**What is being asked:**
The whole listing, apart from its images, should be restated word for word.

**Data:**
════════

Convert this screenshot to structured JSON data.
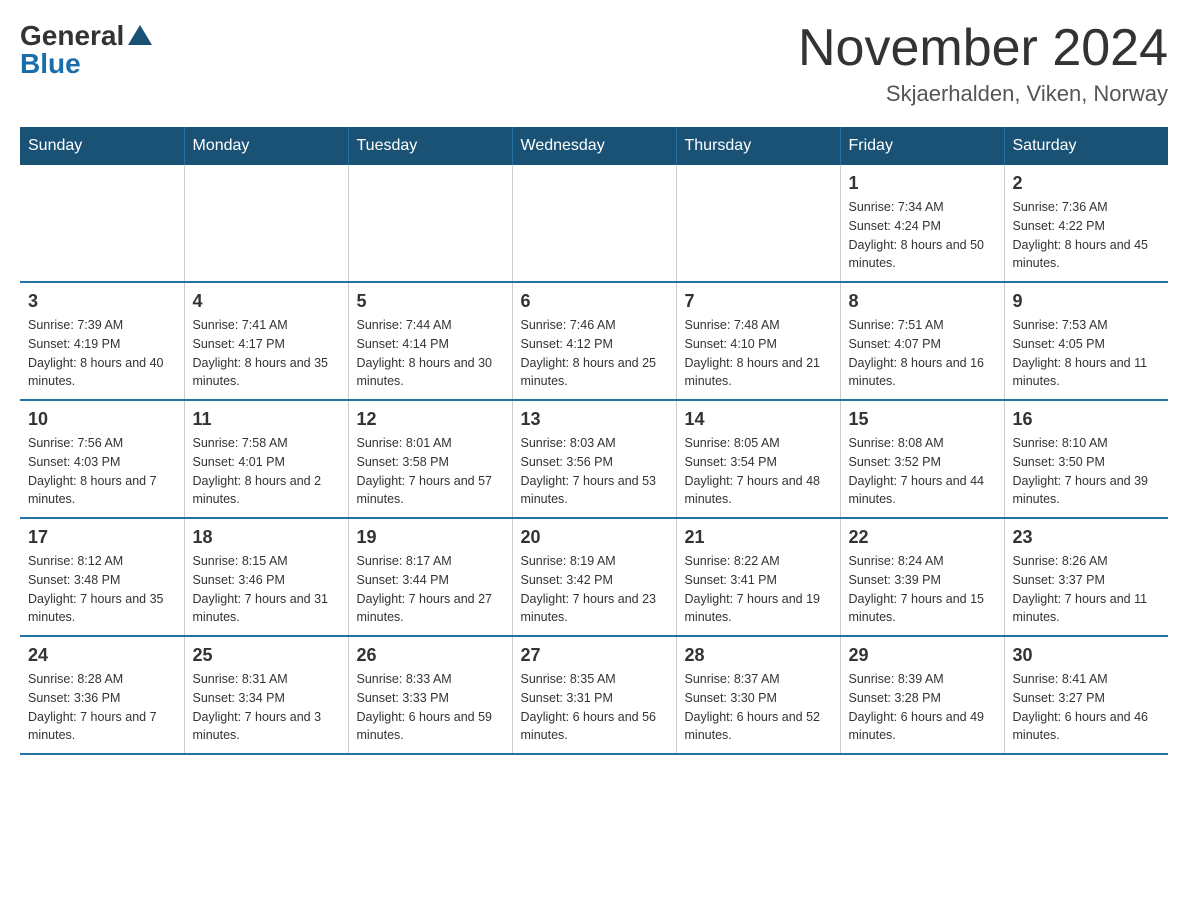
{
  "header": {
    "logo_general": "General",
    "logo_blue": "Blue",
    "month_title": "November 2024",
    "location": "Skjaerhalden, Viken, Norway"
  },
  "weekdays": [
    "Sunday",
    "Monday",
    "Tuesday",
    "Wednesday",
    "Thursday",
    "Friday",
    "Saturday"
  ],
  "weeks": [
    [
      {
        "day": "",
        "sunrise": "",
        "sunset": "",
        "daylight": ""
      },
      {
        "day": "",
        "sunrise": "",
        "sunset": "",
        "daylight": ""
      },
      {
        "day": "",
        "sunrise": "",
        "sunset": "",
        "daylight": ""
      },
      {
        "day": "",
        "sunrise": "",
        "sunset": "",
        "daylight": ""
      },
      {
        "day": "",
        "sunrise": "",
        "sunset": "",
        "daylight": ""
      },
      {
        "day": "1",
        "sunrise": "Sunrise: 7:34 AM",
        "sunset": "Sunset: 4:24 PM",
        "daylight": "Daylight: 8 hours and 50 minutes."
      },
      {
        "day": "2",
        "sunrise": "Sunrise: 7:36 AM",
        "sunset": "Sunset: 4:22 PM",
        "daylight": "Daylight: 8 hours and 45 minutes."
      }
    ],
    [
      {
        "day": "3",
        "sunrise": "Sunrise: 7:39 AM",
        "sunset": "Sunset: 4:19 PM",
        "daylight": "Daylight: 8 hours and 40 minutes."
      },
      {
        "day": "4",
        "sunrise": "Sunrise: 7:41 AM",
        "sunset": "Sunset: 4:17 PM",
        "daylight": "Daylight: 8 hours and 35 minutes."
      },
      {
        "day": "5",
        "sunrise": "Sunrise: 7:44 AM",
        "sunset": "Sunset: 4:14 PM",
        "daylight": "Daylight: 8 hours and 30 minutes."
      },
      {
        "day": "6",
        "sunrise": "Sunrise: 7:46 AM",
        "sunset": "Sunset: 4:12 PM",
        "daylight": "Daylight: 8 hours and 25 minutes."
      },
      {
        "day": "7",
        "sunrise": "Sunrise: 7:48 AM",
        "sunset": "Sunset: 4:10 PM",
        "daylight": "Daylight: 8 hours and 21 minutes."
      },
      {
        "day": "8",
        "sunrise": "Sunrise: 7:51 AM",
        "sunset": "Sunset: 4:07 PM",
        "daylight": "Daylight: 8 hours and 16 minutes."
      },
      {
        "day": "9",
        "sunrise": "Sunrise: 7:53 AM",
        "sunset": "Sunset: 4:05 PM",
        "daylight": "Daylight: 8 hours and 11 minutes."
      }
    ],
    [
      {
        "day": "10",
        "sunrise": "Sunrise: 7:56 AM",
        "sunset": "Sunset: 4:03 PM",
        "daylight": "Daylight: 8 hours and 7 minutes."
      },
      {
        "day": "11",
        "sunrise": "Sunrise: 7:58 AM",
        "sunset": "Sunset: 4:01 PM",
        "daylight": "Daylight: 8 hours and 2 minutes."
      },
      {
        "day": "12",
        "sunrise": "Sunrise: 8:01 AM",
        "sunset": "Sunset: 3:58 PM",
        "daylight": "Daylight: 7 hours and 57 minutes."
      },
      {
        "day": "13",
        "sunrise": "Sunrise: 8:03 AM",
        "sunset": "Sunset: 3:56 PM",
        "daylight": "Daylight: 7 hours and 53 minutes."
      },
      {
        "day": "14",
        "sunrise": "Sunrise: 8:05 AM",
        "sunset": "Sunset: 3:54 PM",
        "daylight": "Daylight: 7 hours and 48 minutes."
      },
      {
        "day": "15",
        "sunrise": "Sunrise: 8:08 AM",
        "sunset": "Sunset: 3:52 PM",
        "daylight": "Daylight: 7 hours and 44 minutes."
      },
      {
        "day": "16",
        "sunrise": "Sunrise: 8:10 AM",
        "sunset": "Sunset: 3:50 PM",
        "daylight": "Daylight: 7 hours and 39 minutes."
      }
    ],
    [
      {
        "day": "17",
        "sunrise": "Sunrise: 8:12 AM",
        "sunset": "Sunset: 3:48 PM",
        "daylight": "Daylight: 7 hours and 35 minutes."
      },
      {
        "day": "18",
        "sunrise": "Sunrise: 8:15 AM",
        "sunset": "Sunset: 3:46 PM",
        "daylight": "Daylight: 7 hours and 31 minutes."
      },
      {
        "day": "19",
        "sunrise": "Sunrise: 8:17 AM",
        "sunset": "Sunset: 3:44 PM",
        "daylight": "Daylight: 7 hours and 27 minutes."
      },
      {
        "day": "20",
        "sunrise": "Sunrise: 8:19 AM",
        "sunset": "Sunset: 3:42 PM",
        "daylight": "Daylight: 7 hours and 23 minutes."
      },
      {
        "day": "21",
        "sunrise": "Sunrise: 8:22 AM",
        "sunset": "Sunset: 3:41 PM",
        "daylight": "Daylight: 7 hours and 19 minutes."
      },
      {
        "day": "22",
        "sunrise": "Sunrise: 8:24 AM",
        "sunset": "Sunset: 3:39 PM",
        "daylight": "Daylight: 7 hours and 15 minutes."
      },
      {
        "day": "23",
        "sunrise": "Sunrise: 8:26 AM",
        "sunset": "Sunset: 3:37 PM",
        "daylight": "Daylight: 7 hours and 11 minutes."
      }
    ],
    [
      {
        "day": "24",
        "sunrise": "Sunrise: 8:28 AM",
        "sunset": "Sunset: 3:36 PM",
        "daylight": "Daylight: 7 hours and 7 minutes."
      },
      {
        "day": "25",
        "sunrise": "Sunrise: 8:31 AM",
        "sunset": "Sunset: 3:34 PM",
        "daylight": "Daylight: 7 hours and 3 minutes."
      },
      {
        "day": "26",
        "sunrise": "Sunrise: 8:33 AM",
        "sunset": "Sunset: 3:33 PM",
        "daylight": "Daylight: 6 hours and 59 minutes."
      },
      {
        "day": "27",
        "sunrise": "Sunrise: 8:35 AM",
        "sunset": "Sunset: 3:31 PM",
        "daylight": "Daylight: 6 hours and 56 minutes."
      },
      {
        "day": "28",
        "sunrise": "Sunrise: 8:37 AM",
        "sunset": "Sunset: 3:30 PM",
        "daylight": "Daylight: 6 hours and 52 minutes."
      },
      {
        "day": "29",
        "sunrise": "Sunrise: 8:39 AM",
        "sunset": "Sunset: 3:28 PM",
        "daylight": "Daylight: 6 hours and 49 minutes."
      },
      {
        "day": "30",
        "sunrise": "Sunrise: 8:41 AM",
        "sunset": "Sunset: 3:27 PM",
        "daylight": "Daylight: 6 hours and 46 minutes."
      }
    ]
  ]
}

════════

**Answer box:**
Convert this screenshot to structured JSON data.
{
  "header": {
    "logo_general": "General",
    "logo_blue": "Blue",
    "month_title": "November 2024",
    "location": "Skjaerhalden, Viken, Norway"
  },
  "weekdays": [
    "Sunday",
    "Monday",
    "Tuesday",
    "Wednesday",
    "Thursday",
    "Friday",
    "Saturday"
  ],
  "weeks": [
    [
      {
        "day": "",
        "sunrise": "",
        "sunset": "",
        "daylight": ""
      },
      {
        "day": "",
        "sunrise": "",
        "sunset": "",
        "daylight": ""
      },
      {
        "day": "",
        "sunrise": "",
        "sunset": "",
        "daylight": ""
      },
      {
        "day": "",
        "sunrise": "",
        "sunset": "",
        "daylight": ""
      },
      {
        "day": "",
        "sunrise": "",
        "sunset": "",
        "daylight": ""
      },
      {
        "day": "1",
        "sunrise": "Sunrise: 7:34 AM",
        "sunset": "Sunset: 4:24 PM",
        "daylight": "Daylight: 8 hours and 50 minutes."
      },
      {
        "day": "2",
        "sunrise": "Sunrise: 7:36 AM",
        "sunset": "Sunset: 4:22 PM",
        "daylight": "Daylight: 8 hours and 45 minutes."
      }
    ],
    [
      {
        "day": "3",
        "sunrise": "Sunrise: 7:39 AM",
        "sunset": "Sunset: 4:19 PM",
        "daylight": "Daylight: 8 hours and 40 minutes."
      },
      {
        "day": "4",
        "sunrise": "Sunrise: 7:41 AM",
        "sunset": "Sunset: 4:17 PM",
        "daylight": "Daylight: 8 hours and 35 minutes."
      },
      {
        "day": "5",
        "sunrise": "Sunrise: 7:44 AM",
        "sunset": "Sunset: 4:14 PM",
        "daylight": "Daylight: 8 hours and 30 minutes."
      },
      {
        "day": "6",
        "sunrise": "Sunrise: 7:46 AM",
        "sunset": "Sunset: 4:12 PM",
        "daylight": "Daylight: 8 hours and 25 minutes."
      },
      {
        "day": "7",
        "sunrise": "Sunrise: 7:48 AM",
        "sunset": "Sunset: 4:10 PM",
        "daylight": "Daylight: 8 hours and 21 minutes."
      },
      {
        "day": "8",
        "sunrise": "Sunrise: 7:51 AM",
        "sunset": "Sunset: 4:07 PM",
        "daylight": "Daylight: 8 hours and 16 minutes."
      },
      {
        "day": "9",
        "sunrise": "Sunrise: 7:53 AM",
        "sunset": "Sunset: 4:05 PM",
        "daylight": "Daylight: 8 hours and 11 minutes."
      }
    ],
    [
      {
        "day": "10",
        "sunrise": "Sunrise: 7:56 AM",
        "sunset": "Sunset: 4:03 PM",
        "daylight": "Daylight: 8 hours and 7 minutes."
      },
      {
        "day": "11",
        "sunrise": "Sunrise: 7:58 AM",
        "sunset": "Sunset: 4:01 PM",
        "daylight": "Daylight: 8 hours and 2 minutes."
      },
      {
        "day": "12",
        "sunrise": "Sunrise: 8:01 AM",
        "sunset": "Sunset: 3:58 PM",
        "daylight": "Daylight: 7 hours and 57 minutes."
      },
      {
        "day": "13",
        "sunrise": "Sunrise: 8:03 AM",
        "sunset": "Sunset: 3:56 PM",
        "daylight": "Daylight: 7 hours and 53 minutes."
      },
      {
        "day": "14",
        "sunrise": "Sunrise: 8:05 AM",
        "sunset": "Sunset: 3:54 PM",
        "daylight": "Daylight: 7 hours and 48 minutes."
      },
      {
        "day": "15",
        "sunrise": "Sunrise: 8:08 AM",
        "sunset": "Sunset: 3:52 PM",
        "daylight": "Daylight: 7 hours and 44 minutes."
      },
      {
        "day": "16",
        "sunrise": "Sunrise: 8:10 AM",
        "sunset": "Sunset: 3:50 PM",
        "daylight": "Daylight: 7 hours and 39 minutes."
      }
    ],
    [
      {
        "day": "17",
        "sunrise": "Sunrise: 8:12 AM",
        "sunset": "Sunset: 3:48 PM",
        "daylight": "Daylight: 7 hours and 35 minutes."
      },
      {
        "day": "18",
        "sunrise": "Sunrise: 8:15 AM",
        "sunset": "Sunset: 3:46 PM",
        "daylight": "Daylight: 7 hours and 31 minutes."
      },
      {
        "day": "19",
        "sunrise": "Sunrise: 8:17 AM",
        "sunset": "Sunset: 3:44 PM",
        "daylight": "Daylight: 7 hours and 27 minutes."
      },
      {
        "day": "20",
        "sunrise": "Sunrise: 8:19 AM",
        "sunset": "Sunset: 3:42 PM",
        "daylight": "Daylight: 7 hours and 23 minutes."
      },
      {
        "day": "21",
        "sunrise": "Sunrise: 8:22 AM",
        "sunset": "Sunset: 3:41 PM",
        "daylight": "Daylight: 7 hours and 19 minutes."
      },
      {
        "day": "22",
        "sunrise": "Sunrise: 8:24 AM",
        "sunset": "Sunset: 3:39 PM",
        "daylight": "Daylight: 7 hours and 15 minutes."
      },
      {
        "day": "23",
        "sunrise": "Sunrise: 8:26 AM",
        "sunset": "Sunset: 3:37 PM",
        "daylight": "Daylight: 7 hours and 11 minutes."
      }
    ],
    [
      {
        "day": "24",
        "sunrise": "Sunrise: 8:28 AM",
        "sunset": "Sunset: 3:36 PM",
        "daylight": "Daylight: 7 hours and 7 minutes."
      },
      {
        "day": "25",
        "sunrise": "Sunrise: 8:31 AM",
        "sunset": "Sunset: 3:34 PM",
        "daylight": "Daylight: 7 hours and 3 minutes."
      },
      {
        "day": "26",
        "sunrise": "Sunrise: 8:33 AM",
        "sunset": "Sunset: 3:33 PM",
        "daylight": "Daylight: 6 hours and 59 minutes."
      },
      {
        "day": "27",
        "sunrise": "Sunrise: 8:35 AM",
        "sunset": "Sunset: 3:31 PM",
        "daylight": "Daylight: 6 hours and 56 minutes."
      },
      {
        "day": "28",
        "sunrise": "Sunrise: 8:37 AM",
        "sunset": "Sunset: 3:30 PM",
        "daylight": "Daylight: 6 hours and 52 minutes."
      },
      {
        "day": "29",
        "sunrise": "Sunrise: 8:39 AM",
        "sunset": "Sunset: 3:28 PM",
        "daylight": "Daylight: 6 hours and 49 minutes."
      },
      {
        "day": "30",
        "sunrise": "Sunrise: 8:41 AM",
        "sunset": "Sunset: 3:27 PM",
        "daylight": "Daylight: 6 hours and 46 minutes."
      }
    ]
  ]
}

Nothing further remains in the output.